Power Home Solar approached the Lions through its preexisting partnership with Lions punter Sam Martin, a supporter of renewable energy, and his Sam Martin Foundation. The company’s investment could increase, but for now, it will sponsor a Power Home Solar Lions pregame show and display advertisements in the stadium. It also gets an outdoor pregame booth.
The panels in Allen Park sit atop an equipment shed by the goal, Waller said. But the Lions needn’t fear damage due to stray footballs — strength tests include driving over the panels with tanks, he said.
Power Home Solar installed the Ford Field panels on top of the attached parking garage during the second week of July. Allen Park work took place the last week of June. Each installation took three to four days, Waller said. Between design and installation, the job took 25-30 employees.
Waller declined to disclose the number of panels installed.
Adding solar power is part of an ongoing sustainability effort by the Lions in a pro-sports world where environmental advocacy is an important norm.
The team is also known for recycling and has cut energy consumption with LED lighting, spokesman Ben Manges said. Manges and Tom Wyatt, the Lions’ senior director of corporate partnerships, teased more sustainability announcements to come this year.
“We’re always looking for ways we can improve our energy efficiency and conservation. The technology’s only going to continue to evolve,” Manges said.
The Lions can’t, at this time, install solar panels for use within the Ford Field facility itself, Manges said. So their first steps were the parking garage and practice facility.
“We couldn’t seamlessly integrate them with our power grid. We had to install them on parts of our footprint that weren’t necessarily tied from a power standpoint,” he said. “As the overall technology continues to get more and more sophisticated, you’ll see the potential for additional use.”

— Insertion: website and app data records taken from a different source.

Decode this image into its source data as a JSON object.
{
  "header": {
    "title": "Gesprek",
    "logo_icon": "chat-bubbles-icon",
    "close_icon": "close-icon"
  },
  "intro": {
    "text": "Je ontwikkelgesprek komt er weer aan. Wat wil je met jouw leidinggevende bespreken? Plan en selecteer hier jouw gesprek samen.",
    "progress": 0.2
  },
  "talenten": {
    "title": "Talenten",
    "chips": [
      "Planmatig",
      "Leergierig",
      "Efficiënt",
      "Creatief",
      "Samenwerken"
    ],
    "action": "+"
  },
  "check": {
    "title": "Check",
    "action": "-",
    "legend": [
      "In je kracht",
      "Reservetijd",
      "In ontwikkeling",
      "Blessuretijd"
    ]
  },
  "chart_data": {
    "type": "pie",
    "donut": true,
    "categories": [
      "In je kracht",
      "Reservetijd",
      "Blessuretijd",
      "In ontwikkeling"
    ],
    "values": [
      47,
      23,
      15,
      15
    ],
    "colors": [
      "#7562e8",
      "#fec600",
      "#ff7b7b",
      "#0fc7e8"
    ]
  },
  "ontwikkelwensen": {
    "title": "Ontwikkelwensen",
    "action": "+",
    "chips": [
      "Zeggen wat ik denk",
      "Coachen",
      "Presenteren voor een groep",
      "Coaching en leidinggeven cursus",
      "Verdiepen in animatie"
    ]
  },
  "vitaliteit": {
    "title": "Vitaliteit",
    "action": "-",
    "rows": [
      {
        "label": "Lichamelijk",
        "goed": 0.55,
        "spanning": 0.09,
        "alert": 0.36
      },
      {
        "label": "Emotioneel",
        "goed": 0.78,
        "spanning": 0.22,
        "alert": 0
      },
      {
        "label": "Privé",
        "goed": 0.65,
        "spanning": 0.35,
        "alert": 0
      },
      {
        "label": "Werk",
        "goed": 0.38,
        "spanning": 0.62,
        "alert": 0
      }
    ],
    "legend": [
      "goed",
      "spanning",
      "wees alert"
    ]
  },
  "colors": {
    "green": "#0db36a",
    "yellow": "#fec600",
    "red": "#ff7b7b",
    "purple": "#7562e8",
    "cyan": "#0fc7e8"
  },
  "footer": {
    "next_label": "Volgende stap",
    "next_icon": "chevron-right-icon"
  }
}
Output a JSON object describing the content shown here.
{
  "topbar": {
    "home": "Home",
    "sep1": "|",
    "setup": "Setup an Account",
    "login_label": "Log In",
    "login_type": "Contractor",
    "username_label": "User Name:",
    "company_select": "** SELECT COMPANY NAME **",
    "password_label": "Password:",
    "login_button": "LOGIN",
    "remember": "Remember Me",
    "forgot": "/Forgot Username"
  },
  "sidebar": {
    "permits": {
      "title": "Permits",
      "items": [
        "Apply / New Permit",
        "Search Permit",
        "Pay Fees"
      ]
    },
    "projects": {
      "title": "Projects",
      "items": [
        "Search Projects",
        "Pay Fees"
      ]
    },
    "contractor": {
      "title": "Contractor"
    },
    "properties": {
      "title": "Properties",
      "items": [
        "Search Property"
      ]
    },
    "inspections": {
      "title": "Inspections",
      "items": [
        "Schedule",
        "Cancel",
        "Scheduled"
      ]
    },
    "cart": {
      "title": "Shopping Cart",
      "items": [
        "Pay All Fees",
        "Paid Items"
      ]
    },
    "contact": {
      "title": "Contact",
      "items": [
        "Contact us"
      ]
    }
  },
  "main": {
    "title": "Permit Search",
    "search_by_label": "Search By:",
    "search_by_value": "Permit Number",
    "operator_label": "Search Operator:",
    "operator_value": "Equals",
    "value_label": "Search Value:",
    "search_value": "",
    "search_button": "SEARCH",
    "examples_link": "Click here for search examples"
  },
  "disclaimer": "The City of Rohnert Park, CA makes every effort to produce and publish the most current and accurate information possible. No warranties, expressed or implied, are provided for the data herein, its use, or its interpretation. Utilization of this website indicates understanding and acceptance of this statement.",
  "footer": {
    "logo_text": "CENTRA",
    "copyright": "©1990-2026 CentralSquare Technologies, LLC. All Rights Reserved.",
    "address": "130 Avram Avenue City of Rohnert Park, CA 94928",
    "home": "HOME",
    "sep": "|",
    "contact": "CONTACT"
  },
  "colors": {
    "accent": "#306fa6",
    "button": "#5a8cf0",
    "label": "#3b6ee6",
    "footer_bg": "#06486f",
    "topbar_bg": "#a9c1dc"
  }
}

Solar panels are also a physical tool to encourage fans to use sustainable power in their homes, Manges said.